DIRECTIONS ▸ Filter out every line below that lacks "content", and copy the rest.

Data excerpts
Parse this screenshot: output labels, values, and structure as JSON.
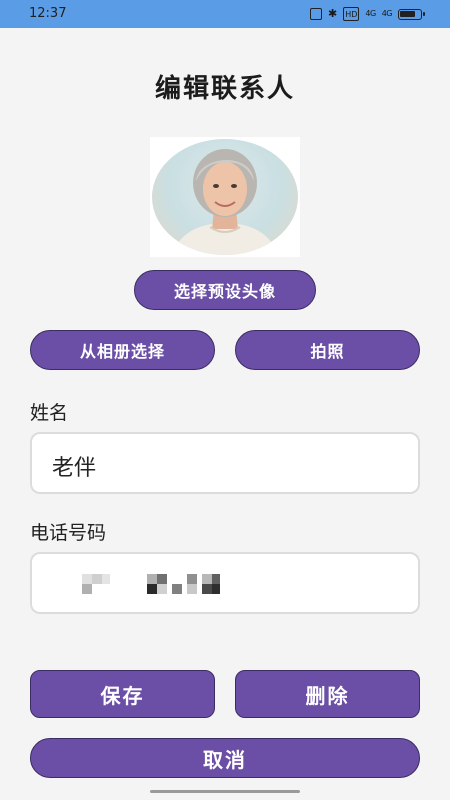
{
  "status_bar": {
    "time": "12:37",
    "icons": [
      "nfc-icon",
      "bluetooth-icon",
      "hd-icon",
      "signal-icon",
      "signal-icon",
      "battery-icon"
    ],
    "hd_label": "HD",
    "signal_label_1": "4G",
    "signal_label_2": "4G",
    "battery_level": 0.8,
    "background_color": "#5a9de6"
  },
  "page": {
    "title": "编辑联系人"
  },
  "avatar": {
    "description_icon": "elderly-woman-portrait"
  },
  "buttons": {
    "preset_avatar": "选择预设头像",
    "from_album": "从相册选择",
    "take_photo": "拍照",
    "save": "保存",
    "delete": "删除",
    "cancel": "取消"
  },
  "form": {
    "name_label": "姓名",
    "name_value": "老伴",
    "phone_label": "电话号码",
    "phone_value_masked": true
  },
  "colors": {
    "accent": "#6b4fa6",
    "accent_border": "#3b2c63",
    "background": "#f4f4f4"
  }
}
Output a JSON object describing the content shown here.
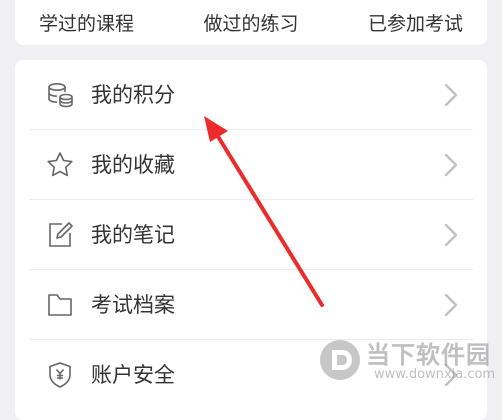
{
  "top_tabs": [
    "学过的课程",
    "做过的练习",
    "已参加考试"
  ],
  "menu": [
    {
      "label": "我的积分",
      "icon": "coins-icon"
    },
    {
      "label": "我的收藏",
      "icon": "star-icon"
    },
    {
      "label": "我的笔记",
      "icon": "edit-note-icon"
    },
    {
      "label": "考试档案",
      "icon": "folder-icon"
    },
    {
      "label": "账户安全",
      "icon": "shield-yen-icon"
    }
  ],
  "annotation": {
    "color": "#ee2b2b"
  },
  "watermark": {
    "title": "当下软件园",
    "url": "www.downxia.com"
  },
  "colors": {
    "background": "#f0f0f3",
    "card": "#ffffff",
    "text": "#333333",
    "icon": "#666666",
    "chevron": "#c2c2c2"
  }
}
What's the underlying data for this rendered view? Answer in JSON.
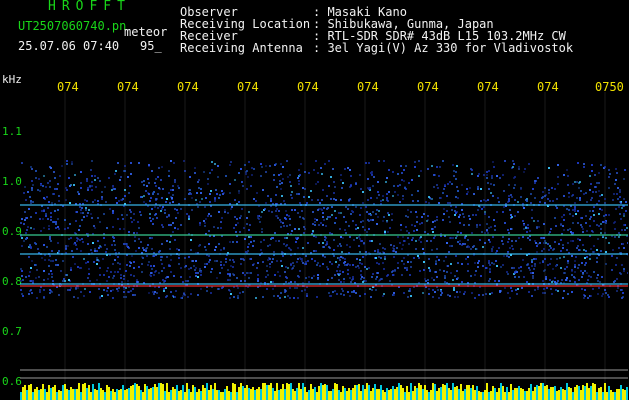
{
  "header": {
    "title": "HROFFT",
    "filename": "UT2507060740.pn",
    "file_ext": "meteor",
    "timestamp": "25.07.06 07:40",
    "count": "95_"
  },
  "info": [
    {
      "label": "Observer",
      "value": ": Masaki Kano"
    },
    {
      "label": "Receiving Location",
      "value": ": Shibukawa, Gunma, Japan"
    },
    {
      "label": "Receiver",
      "value": ": RTL-SDR SDR# 43dB L15 103.2MHz CW"
    },
    {
      "label": "Receiving Antenna",
      "value": ": 3el Yagi(V) Az 330 for Vladivostok"
    }
  ],
  "y_axis": {
    "unit": "kHz",
    "ticks": [
      "1.1",
      "1.0",
      "0.9",
      "0.8",
      "0.7",
      "0.6"
    ]
  },
  "x_axis": {
    "ticks": [
      "074",
      "074",
      "074",
      "074",
      "074",
      "074",
      "074",
      "074",
      "074",
      "0750"
    ]
  },
  "colors": {
    "background": "#000000",
    "label_green": "#19d619",
    "time_yellow": "#f0e000",
    "noise_blue": "#1e3cc8",
    "signal_cyan": "#3cc8ff",
    "signal_red": "#ff3030",
    "baseline_yellow": "#f0f000"
  }
}
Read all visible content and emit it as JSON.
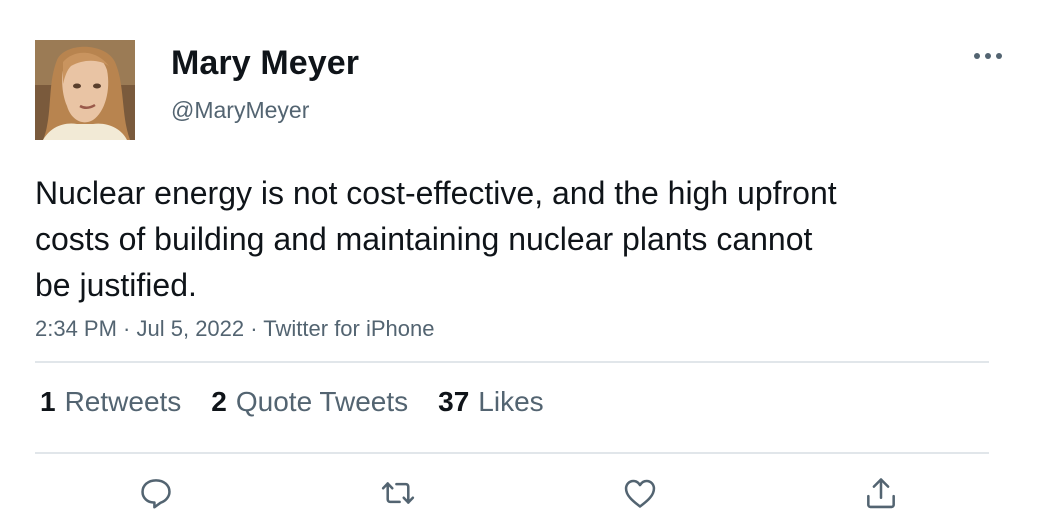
{
  "author": {
    "name": "Mary Meyer",
    "handle": "@MaryMeyer"
  },
  "tweet": {
    "text": "Nuclear energy is not cost-effective, and the high upfront costs of building and maintaining nuclear plants cannot be justified.",
    "time": "2:34 PM",
    "date": "Jul 5, 2022",
    "source": "Twitter for iPhone",
    "separator": " · "
  },
  "stats": {
    "retweets_count": "1",
    "retweets_label": "Retweets",
    "quotes_count": "2",
    "quotes_label": "Quote Tweets",
    "likes_count": "37",
    "likes_label": "Likes"
  },
  "icons": {
    "more": "more-horizontal-icon",
    "reply": "reply-icon",
    "retweet": "retweet-icon",
    "like": "heart-icon",
    "share": "share-icon"
  },
  "colors": {
    "text_primary": "#0f1419",
    "text_secondary": "#536471",
    "divider": "#e1e6ea",
    "icon": "#536471"
  }
}
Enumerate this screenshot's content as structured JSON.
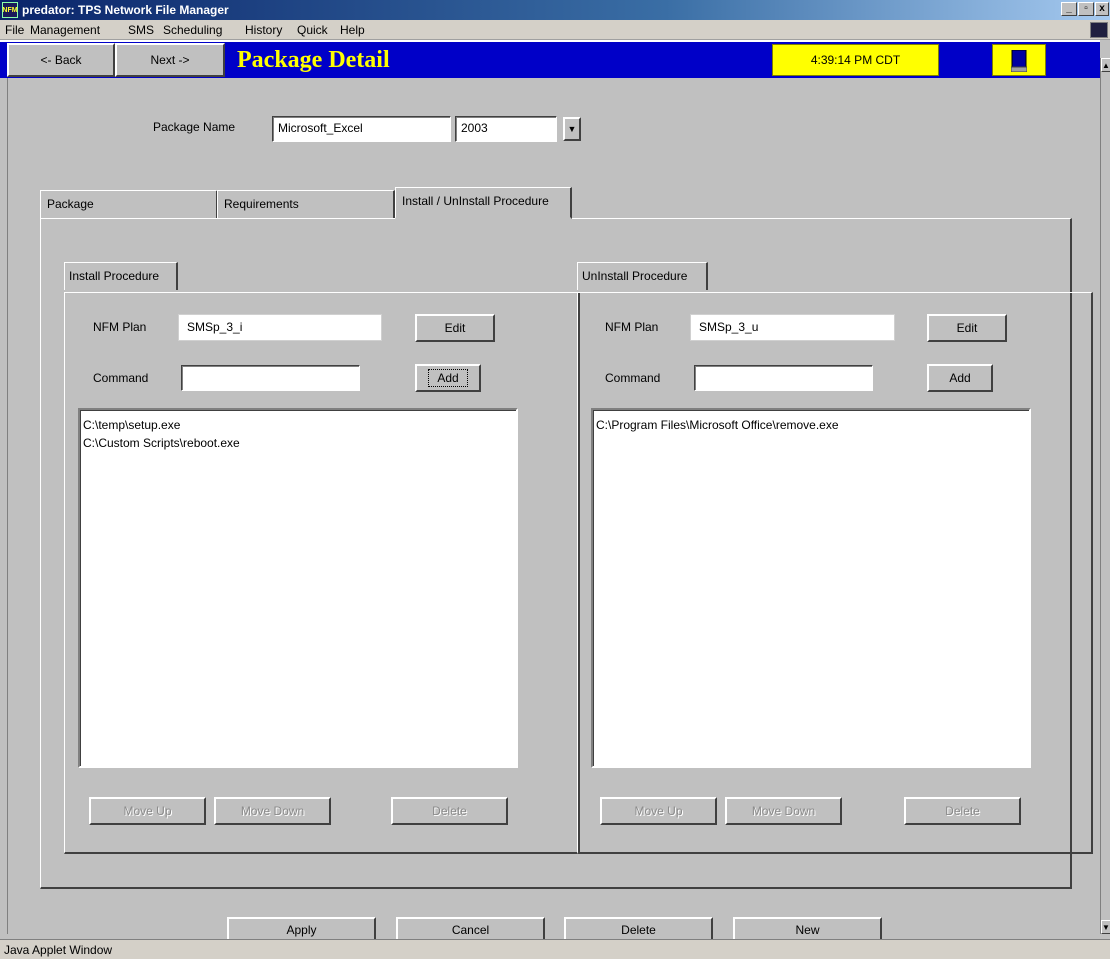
{
  "window": {
    "app_icon_text": "NFM",
    "title": "predator: TPS Network File Manager",
    "minimize": "_",
    "maximize": "▫",
    "close": "x"
  },
  "menu": [
    "File",
    "Management",
    "SMS",
    "Scheduling",
    "History",
    "Quick",
    "Help"
  ],
  "toolbar": {
    "back_label": "<- Back",
    "next_label": "Next ->",
    "page_title": "Package Detail",
    "clock": "4:39:14 PM CDT",
    "accent_color": "#0000c8",
    "highlight_color": "#ffff00"
  },
  "package": {
    "name_label": "Package Name",
    "name_value": "Microsoft_Excel",
    "version_value": "2003"
  },
  "tabs": [
    {
      "label": "Package"
    },
    {
      "label": "Requirements"
    },
    {
      "label": "Install / UnInstall Procedure"
    }
  ],
  "install": {
    "tab_label": "Install Procedure",
    "plan_label": "NFM Plan",
    "plan_value": "SMSp_3_i",
    "edit_label": "Edit",
    "command_label": "Command",
    "command_value": "",
    "add_label": "Add",
    "commands": [
      "C:\\temp\\setup.exe",
      "C:\\Custom Scripts\\reboot.exe"
    ],
    "move_up_label": "Move Up",
    "move_down_label": "Move Down",
    "delete_label": "Delete"
  },
  "uninstall": {
    "tab_label": "UnInstall Procedure",
    "plan_label": "NFM Plan",
    "plan_value": "SMSp_3_u",
    "edit_label": "Edit",
    "command_label": "Command",
    "command_value": "",
    "add_label": "Add",
    "commands": [
      "C:\\Program Files\\Microsoft Office\\remove.exe"
    ],
    "move_up_label": "Move Up",
    "move_down_label": "Move Down",
    "delete_label": "Delete"
  },
  "footer": {
    "apply_label": "Apply",
    "cancel_label": "Cancel",
    "delete_label": "Delete",
    "new_label": "New"
  },
  "statusbar": "Java Applet Window"
}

THE ANSWER ▸
Output a JSON object describing the content shown here.
Read all visible content and emit it as JSON.
Enumerate this screenshot's content as structured JSON.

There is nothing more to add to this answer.